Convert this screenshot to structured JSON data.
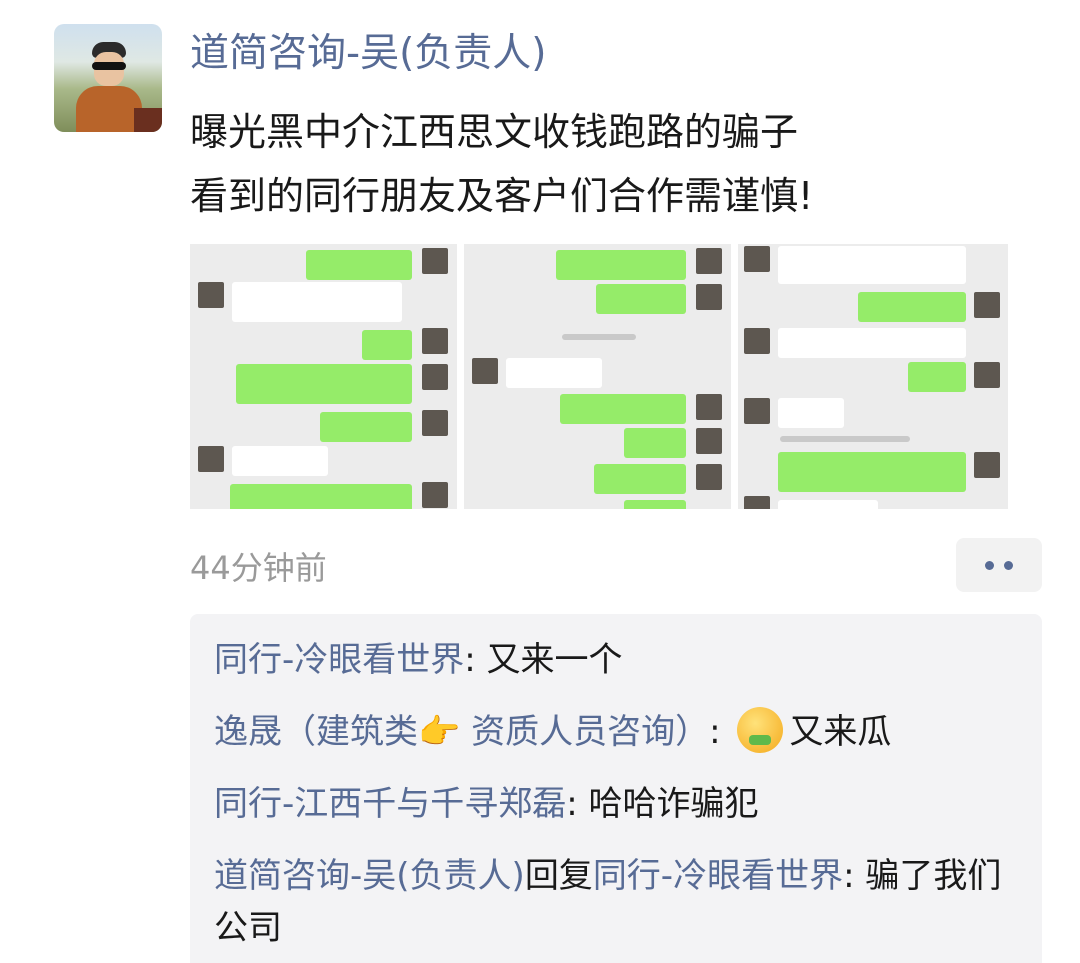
{
  "post": {
    "author": "道简咨询-吴(负责人)",
    "text_lines": [
      "曝光黑中介江西思文收钱跑路的骗子",
      "看到的同行朋友及客户们合作需谨慎!"
    ],
    "time": "44分钟前"
  },
  "icons": {
    "avatar": "avatar-photo",
    "more": "more-dots-icon",
    "emoji": "melon-eating-emoji"
  },
  "comments": [
    {
      "author": "同行-冷眼看世界",
      "sep": ": ",
      "text": "又来一个"
    },
    {
      "author": "逸晟（建筑类👉 资质人员咨询）",
      "sep": ": ",
      "text": "又来瓜"
    },
    {
      "author": "同行-江西千与千寻郑磊",
      "sep": ": ",
      "text": "哈哈诈骗犯"
    },
    {
      "author": "道简咨询-吴(负责人)",
      "reply_word": "回复",
      "reply_to": "同行-冷眼看世界",
      "sep": ": ",
      "text": "骗了我们公司"
    }
  ],
  "colors": {
    "link": "#576b95",
    "text": "#191919",
    "time": "#9a9a9a",
    "bubble_green": "#95ec69"
  }
}
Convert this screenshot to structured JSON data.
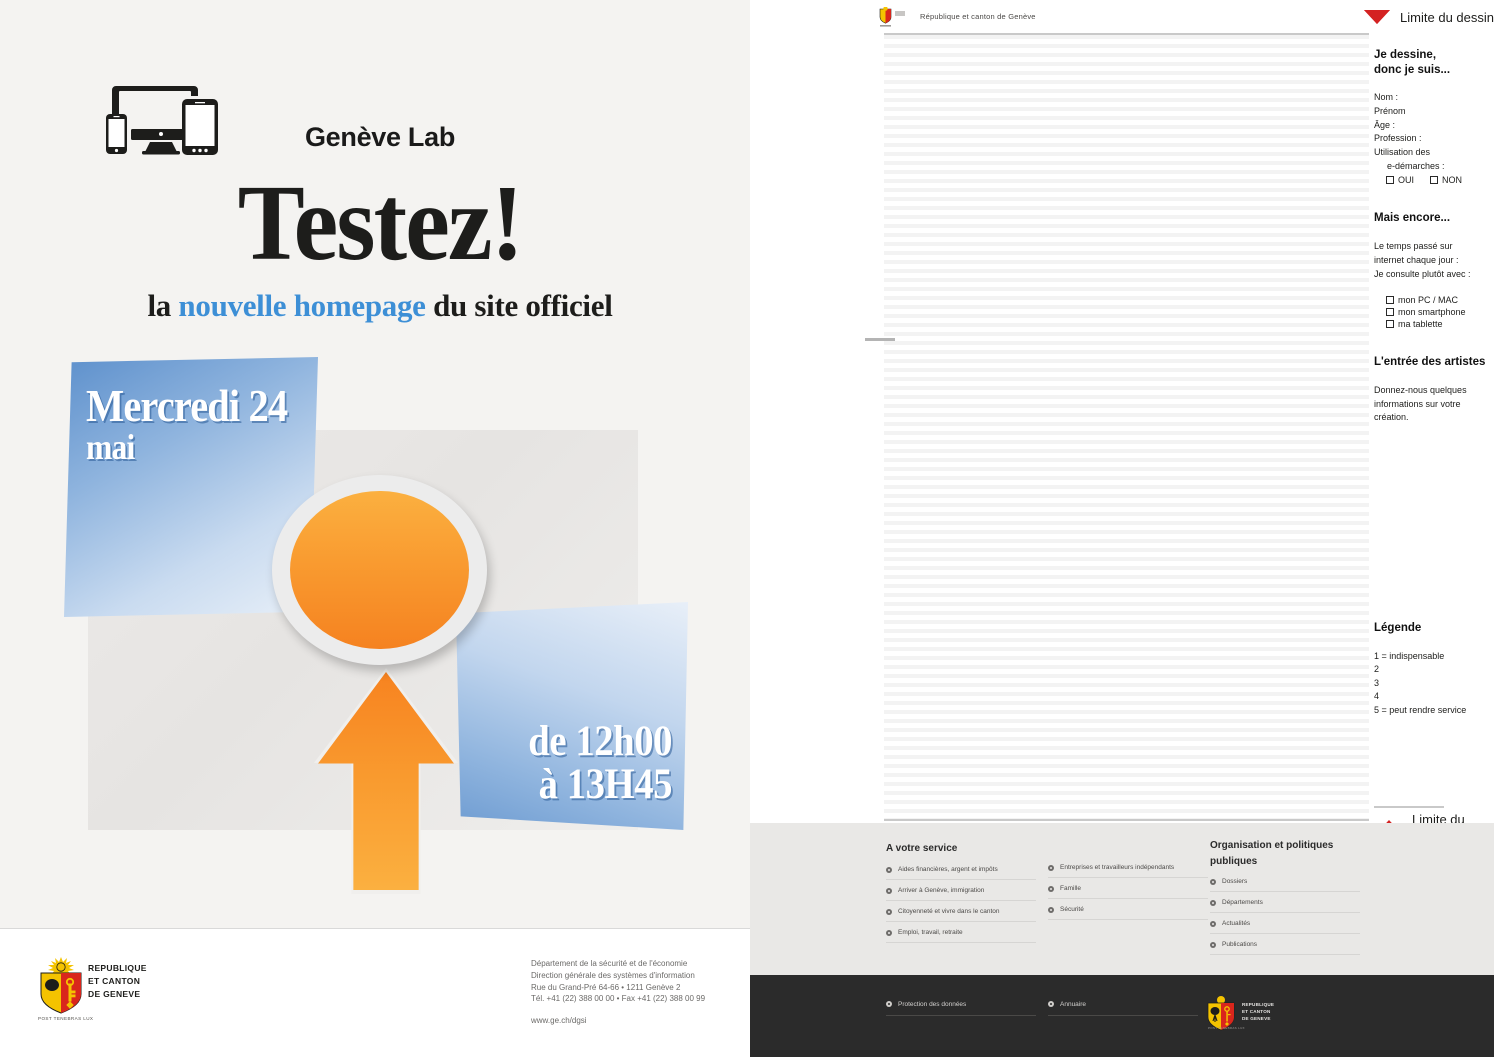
{
  "poster": {
    "icon": "devices-icon",
    "lab_title": "Genève Lab",
    "headline": "Testez!",
    "subtitle_pre": "la ",
    "subtitle_highlight": "nouvelle homepage",
    "subtitle_post": " du site officiel",
    "highlight_color": "#3d8fd6",
    "date_line1": "Mercredi 24",
    "date_line2": "mai",
    "time_line1": "de 12h00",
    "time_line2": "à 13H45",
    "footer": {
      "crest_words": [
        "REPUBLIQUE",
        "ET CANTON",
        "DE GENEVE"
      ],
      "crest_caption": "POST TENEBRAS LUX",
      "dept_lines": [
        "Département de la sécurité et de l'économie",
        "Direction générale des systèmes d'information",
        "Rue du Grand-Pré 64-66 • 1211 Genève 2",
        "Tél. +41 (22) 388 00 00 • Fax +41 (22) 388 00 99"
      ],
      "url": "www.ge.ch/dgsi"
    }
  },
  "page": {
    "header": {
      "logo_text": "République et canton de Genève",
      "limite_label": "Limite du dessin"
    },
    "limite_bottom_label": "Limite du dessin",
    "sidebar": {
      "identity_title_l1": "Je dessine,",
      "identity_title_l2": "donc je suis...",
      "fields": [
        "Nom :",
        "Prénom",
        "Âge :",
        "Profession :",
        "Utilisation des"
      ],
      "field_indent": "e-démarches :",
      "yes_label": "OUI",
      "no_label": "NON",
      "more_title": "Mais encore...",
      "more_lines": [
        "Le temps passé sur",
        "internet chaque jour :",
        "Je consulte plutôt avec :"
      ],
      "device_options": [
        "mon PC / MAC",
        "mon smartphone",
        "ma tablette"
      ],
      "artists_title": "L'entrée des artistes",
      "artists_lines": [
        "Donnez-nous quelques",
        "informations sur votre",
        "création."
      ],
      "legend_title": "Légende",
      "legend_lines": [
        "1 = indispensable",
        "2",
        "3",
        "4",
        "5 = peut rendre service"
      ]
    },
    "footer_nav": {
      "col1_title": "A votre service",
      "col1_items": [
        "Aides financières, argent et impôts",
        "Arriver à Genève, immigration",
        "Citoyenneté et vivre dans le canton",
        "Emploi, travail, retraite"
      ],
      "col2_items": [
        "Entreprises et travailleurs indépendants",
        "Famille",
        "Sécurité"
      ],
      "col3_title_l1": "Organisation et politiques",
      "col3_title_l2": "publiques",
      "col3_items": [
        "Dossiers",
        "Départements",
        "Actualités",
        "Publications"
      ]
    },
    "dark_footer": {
      "item1": "Protection des données",
      "item2": "Annuaire",
      "crest_words": [
        "REPUBLIQUE",
        "ET CANTON",
        "DE GENEVE"
      ],
      "crest_caption": "POST TENEBRAS LUX"
    }
  }
}
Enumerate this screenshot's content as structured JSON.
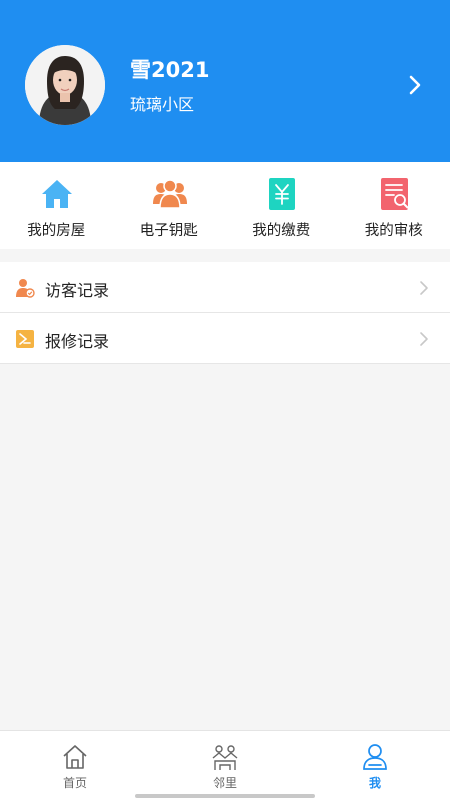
{
  "profile": {
    "name": "雪2021",
    "community": "琉璃小区",
    "avatar_icon": "user-photo",
    "arrow_icon": "chevron-right-icon"
  },
  "quick_actions": [
    {
      "label": "我的房屋",
      "icon": "house-icon",
      "color": "#4ab3f4"
    },
    {
      "label": "电子钥匙",
      "icon": "group-icon",
      "color": "#f0884e"
    },
    {
      "label": "我的缴费",
      "icon": "payment-yuan-icon",
      "color": "#1ed4c1"
    },
    {
      "label": "我的审核",
      "icon": "review-document-icon",
      "color": "#f2646e"
    }
  ],
  "records": [
    {
      "label": "访客记录",
      "icon": "visitor-icon",
      "color": "#f0884e"
    },
    {
      "label": "报修记录",
      "icon": "repair-icon",
      "color": "#f5b342"
    }
  ],
  "tabs": [
    {
      "label": "首页",
      "icon": "home-tab-icon",
      "active": false
    },
    {
      "label": "邻里",
      "icon": "neighborhood-icon",
      "active": false
    },
    {
      "label": "我",
      "icon": "profile-tab-icon",
      "active": true
    }
  ],
  "colors": {
    "brand": "#1f8ef1",
    "background": "#f5f5f5",
    "text": "#222222",
    "inactive_tab": "#666666"
  }
}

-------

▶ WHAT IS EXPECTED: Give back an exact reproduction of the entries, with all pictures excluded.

▶ EXERCISE SOLUTION:
Convert this screenshot to structured JSON data.
{
  "post": {
    "author": "道简咨询-吴(负责人)",
    "text_lines": [
      "曝光黑中介江西思文收钱跑路的骗子",
      "看到的同行朋友及客户们合作需谨慎!"
    ],
    "time": "44分钟前"
  },
  "icons": {
    "avatar": "avatar-photo",
    "more": "more-dots-icon",
    "emoji": "melon-eating-emoji"
  },
  "comments": [
    {
      "author": "同行-冷眼看世界",
      "sep": ": ",
      "text": "又来一个"
    },
    {
      "author": "逸晟（建筑类👉 资质人员咨询）",
      "sep": ": ",
      "text": "又来瓜"
    },
    {
      "author": "同行-江西千与千寻郑磊",
      "sep": ": ",
      "text": "哈哈诈骗犯"
    },
    {
      "author": "道简咨询-吴(负责人)",
      "reply_word": "回复",
      "reply_to": "同行-冷眼看世界",
      "sep": ": ",
      "text": "骗了我们公司"
    }
  ],
  "colors": {
    "link": "#576b95",
    "text": "#191919",
    "time": "#9a9a9a",
    "bubble_green": "#95ec69"
  }
}
Convert this screenshot to structured JSON data.
{
  "poster": {
    "icon": "devices-icon",
    "lab_title": "Genève Lab",
    "headline": "Testez!",
    "subtitle_pre": "la ",
    "subtitle_highlight": "nouvelle homepage",
    "subtitle_post": " du site officiel",
    "highlight_color": "#3d8fd6",
    "date_line1": "Mercredi 24",
    "date_line2": "mai",
    "time_line1": "de 12h00",
    "time_line2": "à 13H45",
    "footer": {
      "crest_words": [
        "REPUBLIQUE",
        "ET CANTON",
        "DE GENEVE"
      ],
      "crest_caption": "POST TENEBRAS LUX",
      "dept_lines": [
        "Département de la sécurité et de l'économie",
        "Direction générale des systèmes d'information",
        "Rue du Grand-Pré 64-66 • 1211 Genève 2",
        "Tél. +41 (22) 388 00 00 • Fax +41 (22) 388 00 99"
      ],
      "url": "www.ge.ch/dgsi"
    }
  },
  "page": {
    "header": {
      "logo_text": "République et canton de Genève",
      "limite_label": "Limite du dessin"
    },
    "limite_bottom_label": "Limite du dessin",
    "sidebar": {
      "identity_title_l1": "Je dessine,",
      "identity_title_l2": "donc je suis...",
      "fields": [
        "Nom :",
        "Prénom",
        "Âge :",
        "Profession :",
        "Utilisation des"
      ],
      "field_indent": "e-démarches :",
      "yes_label": "OUI",
      "no_label": "NON",
      "more_title": "Mais encore...",
      "more_lines": [
        "Le temps passé sur",
        "internet chaque jour :",
        "Je consulte plutôt avec :"
      ],
      "device_options": [
        "mon PC / MAC",
        "mon smartphone",
        "ma tablette"
      ],
      "artists_title": "L'entrée des artistes",
      "artists_lines": [
        "Donnez-nous quelques",
        "informations sur votre",
        "création."
      ],
      "legend_title": "Légende",
      "legend_lines": [
        "1 = indispensable",
        "2",
        "3",
        "4",
        "5 = peut rendre service"
      ]
    },
    "footer_nav": {
      "col1_title": "A votre service",
      "col1_items": [
        "Aides financières, argent et impôts",
        "Arriver à Genève, immigration",
        "Citoyenneté et vivre dans le canton",
        "Emploi, travail, retraite"
      ],
      "col2_items": [
        "Entreprises et travailleurs indépendants",
        "Famille",
        "Sécurité"
      ],
      "col3_title_l1": "Organisation et politiques",
      "col3_title_l2": "publiques",
      "col3_items": [
        "Dossiers",
        "Départements",
        "Actualités",
        "Publications"
      ]
    },
    "dark_footer": {
      "item1": "Protection des données",
      "item2": "Annuaire",
      "crest_words": [
        "REPUBLIQUE",
        "ET CANTON",
        "DE GENEVE"
      ],
      "crest_caption": "POST TENEBRAS LUX"
    }
  }
}
Enumerate this screenshot's content as structured JSON.
{
  "profile": {
    "name": "雪2021",
    "community": "琉璃小区",
    "avatar_icon": "user-photo",
    "arrow_icon": "chevron-right-icon"
  },
  "quick_actions": [
    {
      "label": "我的房屋",
      "icon": "house-icon",
      "color": "#4ab3f4"
    },
    {
      "label": "电子钥匙",
      "icon": "group-icon",
      "color": "#f0884e"
    },
    {
      "label": "我的缴费",
      "icon": "payment-yuan-icon",
      "color": "#1ed4c1"
    },
    {
      "label": "我的审核",
      "icon": "review-document-icon",
      "color": "#f2646e"
    }
  ],
  "records": [
    {
      "label": "访客记录",
      "icon": "visitor-icon",
      "color": "#f0884e"
    },
    {
      "label": "报修记录",
      "icon": "repair-icon",
      "color": "#f5b342"
    }
  ],
  "tabs": [
    {
      "label": "首页",
      "icon": "home-tab-icon",
      "active": false
    },
    {
      "label": "邻里",
      "icon": "neighborhood-icon",
      "active": false
    },
    {
      "label": "我",
      "icon": "profile-tab-icon",
      "active": true
    }
  ],
  "colors": {
    "brand": "#1f8ef1",
    "background": "#f5f5f5",
    "text": "#222222",
    "inactive_tab": "#666666"
  }
}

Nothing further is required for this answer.